By Barry Unsworth, Winner of the Booker Prize
The novel is seen as a modern take on the Greek legend. Writing in The New York Review of Books, Hilary Mantel says about the book on one level it is quite clearly, directly related to the present world situation: to wars and rumors of wars, religious intolerance, the power of the storyteller to distort, lose, bury the message.. In The Guardian, Alfred Hickling says that Unsworth has recognized the essential modernity of the various retellings of this story and, comparing the impatience of Agamemnon to wage war to the American war in Iraq, says that the novel effortlessly proves that modern life is the stuff of ancient myth. We may no longer make human sacrifices, but we create plenty of media scapegoats.

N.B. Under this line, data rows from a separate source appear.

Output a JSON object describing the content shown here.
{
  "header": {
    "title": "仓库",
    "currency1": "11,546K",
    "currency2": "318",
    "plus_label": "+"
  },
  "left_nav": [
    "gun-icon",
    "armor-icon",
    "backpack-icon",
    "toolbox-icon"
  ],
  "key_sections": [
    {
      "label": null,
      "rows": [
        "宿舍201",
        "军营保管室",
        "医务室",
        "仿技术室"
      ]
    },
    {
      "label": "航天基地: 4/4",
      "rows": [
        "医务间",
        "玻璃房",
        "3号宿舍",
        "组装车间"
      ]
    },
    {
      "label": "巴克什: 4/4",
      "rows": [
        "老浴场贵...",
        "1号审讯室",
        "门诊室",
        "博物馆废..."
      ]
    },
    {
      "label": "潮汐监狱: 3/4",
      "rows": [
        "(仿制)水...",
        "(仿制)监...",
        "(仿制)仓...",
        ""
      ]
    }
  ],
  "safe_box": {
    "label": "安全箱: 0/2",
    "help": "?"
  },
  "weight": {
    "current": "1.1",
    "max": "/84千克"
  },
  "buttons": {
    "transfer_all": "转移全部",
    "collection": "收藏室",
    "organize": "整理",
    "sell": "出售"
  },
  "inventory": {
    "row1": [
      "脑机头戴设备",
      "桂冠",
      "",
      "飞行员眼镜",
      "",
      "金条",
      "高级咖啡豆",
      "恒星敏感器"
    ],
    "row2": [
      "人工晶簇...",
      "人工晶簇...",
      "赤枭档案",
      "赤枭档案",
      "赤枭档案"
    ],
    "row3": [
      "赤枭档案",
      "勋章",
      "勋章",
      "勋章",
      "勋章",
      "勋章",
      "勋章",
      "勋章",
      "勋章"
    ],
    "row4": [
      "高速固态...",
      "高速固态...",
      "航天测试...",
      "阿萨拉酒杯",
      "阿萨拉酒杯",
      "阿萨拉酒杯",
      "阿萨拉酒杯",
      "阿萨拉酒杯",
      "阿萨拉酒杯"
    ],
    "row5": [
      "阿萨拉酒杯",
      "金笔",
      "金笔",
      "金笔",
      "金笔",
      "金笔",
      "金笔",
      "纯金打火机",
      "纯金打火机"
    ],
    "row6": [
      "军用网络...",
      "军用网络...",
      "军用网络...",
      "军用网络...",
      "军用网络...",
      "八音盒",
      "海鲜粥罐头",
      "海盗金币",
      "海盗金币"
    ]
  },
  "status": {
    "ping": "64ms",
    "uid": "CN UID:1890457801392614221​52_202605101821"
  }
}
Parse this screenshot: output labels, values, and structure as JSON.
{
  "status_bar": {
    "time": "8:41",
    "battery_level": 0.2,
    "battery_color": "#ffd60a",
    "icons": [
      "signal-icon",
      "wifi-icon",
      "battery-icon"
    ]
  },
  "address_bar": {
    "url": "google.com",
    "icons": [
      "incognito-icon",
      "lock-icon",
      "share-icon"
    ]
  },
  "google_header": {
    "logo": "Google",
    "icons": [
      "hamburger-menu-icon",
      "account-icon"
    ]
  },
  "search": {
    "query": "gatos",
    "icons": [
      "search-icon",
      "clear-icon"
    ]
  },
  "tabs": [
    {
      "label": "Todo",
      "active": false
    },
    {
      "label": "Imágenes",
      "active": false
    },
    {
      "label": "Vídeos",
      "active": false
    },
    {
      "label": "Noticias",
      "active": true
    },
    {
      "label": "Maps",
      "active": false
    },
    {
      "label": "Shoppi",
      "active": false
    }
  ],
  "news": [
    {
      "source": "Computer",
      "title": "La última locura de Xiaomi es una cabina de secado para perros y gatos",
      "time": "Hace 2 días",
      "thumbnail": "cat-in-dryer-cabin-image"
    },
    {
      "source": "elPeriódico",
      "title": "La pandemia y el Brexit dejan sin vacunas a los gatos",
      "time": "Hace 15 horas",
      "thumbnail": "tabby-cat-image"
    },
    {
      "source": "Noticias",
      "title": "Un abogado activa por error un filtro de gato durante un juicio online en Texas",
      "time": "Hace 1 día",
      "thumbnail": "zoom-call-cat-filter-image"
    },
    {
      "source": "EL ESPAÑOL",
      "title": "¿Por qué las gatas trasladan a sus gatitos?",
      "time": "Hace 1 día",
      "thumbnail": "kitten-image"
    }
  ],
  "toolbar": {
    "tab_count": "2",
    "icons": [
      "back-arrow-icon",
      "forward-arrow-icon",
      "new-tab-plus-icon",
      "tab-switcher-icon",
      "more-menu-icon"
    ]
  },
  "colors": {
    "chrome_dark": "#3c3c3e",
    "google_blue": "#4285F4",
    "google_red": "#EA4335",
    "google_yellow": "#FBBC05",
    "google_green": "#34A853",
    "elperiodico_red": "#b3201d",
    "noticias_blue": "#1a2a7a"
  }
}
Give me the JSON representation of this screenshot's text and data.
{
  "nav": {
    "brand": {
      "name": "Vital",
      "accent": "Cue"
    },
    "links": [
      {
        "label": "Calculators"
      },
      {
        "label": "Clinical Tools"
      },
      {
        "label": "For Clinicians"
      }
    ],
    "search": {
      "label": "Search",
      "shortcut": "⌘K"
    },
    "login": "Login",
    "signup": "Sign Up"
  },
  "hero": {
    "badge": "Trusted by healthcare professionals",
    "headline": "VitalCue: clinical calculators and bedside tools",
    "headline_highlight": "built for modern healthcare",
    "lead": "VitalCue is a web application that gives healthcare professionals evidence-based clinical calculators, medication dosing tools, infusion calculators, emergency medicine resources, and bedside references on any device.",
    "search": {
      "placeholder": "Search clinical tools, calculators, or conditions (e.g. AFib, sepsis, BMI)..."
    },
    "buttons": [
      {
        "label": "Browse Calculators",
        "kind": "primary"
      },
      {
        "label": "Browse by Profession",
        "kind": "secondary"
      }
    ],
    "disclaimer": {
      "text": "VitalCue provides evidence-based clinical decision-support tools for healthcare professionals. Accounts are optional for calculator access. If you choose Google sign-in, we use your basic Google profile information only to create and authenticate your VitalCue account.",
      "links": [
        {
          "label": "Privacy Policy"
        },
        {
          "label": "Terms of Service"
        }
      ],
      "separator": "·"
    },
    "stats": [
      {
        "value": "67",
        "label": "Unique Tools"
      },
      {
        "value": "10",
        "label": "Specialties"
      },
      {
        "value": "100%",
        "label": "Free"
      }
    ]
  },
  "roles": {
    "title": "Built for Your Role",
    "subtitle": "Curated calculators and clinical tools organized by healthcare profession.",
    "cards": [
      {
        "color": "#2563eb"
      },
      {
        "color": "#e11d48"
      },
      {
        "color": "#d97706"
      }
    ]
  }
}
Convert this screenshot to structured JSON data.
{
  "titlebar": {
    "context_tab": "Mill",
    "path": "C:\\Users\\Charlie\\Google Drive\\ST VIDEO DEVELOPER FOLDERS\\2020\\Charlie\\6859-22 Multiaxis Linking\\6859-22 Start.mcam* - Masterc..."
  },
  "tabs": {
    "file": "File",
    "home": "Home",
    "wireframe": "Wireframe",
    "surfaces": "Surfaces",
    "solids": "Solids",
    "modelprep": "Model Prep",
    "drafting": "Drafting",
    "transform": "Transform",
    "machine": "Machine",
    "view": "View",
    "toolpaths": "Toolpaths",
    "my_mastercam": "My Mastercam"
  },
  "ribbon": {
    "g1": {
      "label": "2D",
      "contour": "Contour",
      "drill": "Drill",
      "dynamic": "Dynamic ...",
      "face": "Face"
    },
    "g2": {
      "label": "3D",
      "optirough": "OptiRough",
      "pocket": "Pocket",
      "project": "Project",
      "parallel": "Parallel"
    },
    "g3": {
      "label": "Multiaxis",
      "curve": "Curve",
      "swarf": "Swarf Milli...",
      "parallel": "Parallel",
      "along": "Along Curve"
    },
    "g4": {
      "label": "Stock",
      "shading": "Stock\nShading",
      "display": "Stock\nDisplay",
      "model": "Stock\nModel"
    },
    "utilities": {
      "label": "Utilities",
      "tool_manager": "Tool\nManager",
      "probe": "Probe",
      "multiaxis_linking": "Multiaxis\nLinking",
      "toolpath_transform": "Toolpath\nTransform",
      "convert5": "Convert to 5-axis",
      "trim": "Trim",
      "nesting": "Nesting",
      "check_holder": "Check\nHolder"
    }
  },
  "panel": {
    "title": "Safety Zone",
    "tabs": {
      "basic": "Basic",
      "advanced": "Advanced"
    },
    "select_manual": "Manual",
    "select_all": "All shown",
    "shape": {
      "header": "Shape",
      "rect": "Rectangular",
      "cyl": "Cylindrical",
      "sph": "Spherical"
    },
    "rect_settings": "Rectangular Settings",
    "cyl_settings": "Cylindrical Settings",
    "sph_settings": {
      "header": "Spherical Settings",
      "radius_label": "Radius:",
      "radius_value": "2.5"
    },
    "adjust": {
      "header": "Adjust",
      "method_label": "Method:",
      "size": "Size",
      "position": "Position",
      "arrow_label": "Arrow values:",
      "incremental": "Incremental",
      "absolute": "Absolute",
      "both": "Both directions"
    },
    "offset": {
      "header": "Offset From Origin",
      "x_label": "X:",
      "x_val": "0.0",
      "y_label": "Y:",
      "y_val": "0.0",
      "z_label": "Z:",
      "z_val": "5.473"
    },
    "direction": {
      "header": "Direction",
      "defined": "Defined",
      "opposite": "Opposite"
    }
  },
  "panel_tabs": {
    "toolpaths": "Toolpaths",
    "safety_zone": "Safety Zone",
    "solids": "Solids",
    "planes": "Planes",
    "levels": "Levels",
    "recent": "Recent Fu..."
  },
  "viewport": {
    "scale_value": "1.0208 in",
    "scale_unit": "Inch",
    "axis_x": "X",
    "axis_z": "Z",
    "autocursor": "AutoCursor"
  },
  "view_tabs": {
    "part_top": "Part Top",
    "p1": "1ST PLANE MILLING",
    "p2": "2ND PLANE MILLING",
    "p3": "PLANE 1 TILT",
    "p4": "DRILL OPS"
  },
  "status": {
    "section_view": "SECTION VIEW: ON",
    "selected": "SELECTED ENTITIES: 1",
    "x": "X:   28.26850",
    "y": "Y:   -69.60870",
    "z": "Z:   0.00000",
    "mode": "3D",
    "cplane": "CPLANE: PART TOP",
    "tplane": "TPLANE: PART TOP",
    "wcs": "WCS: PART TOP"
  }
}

Unsworth’s Iphigenia does not die to absolve her nation. She dies to save their spin.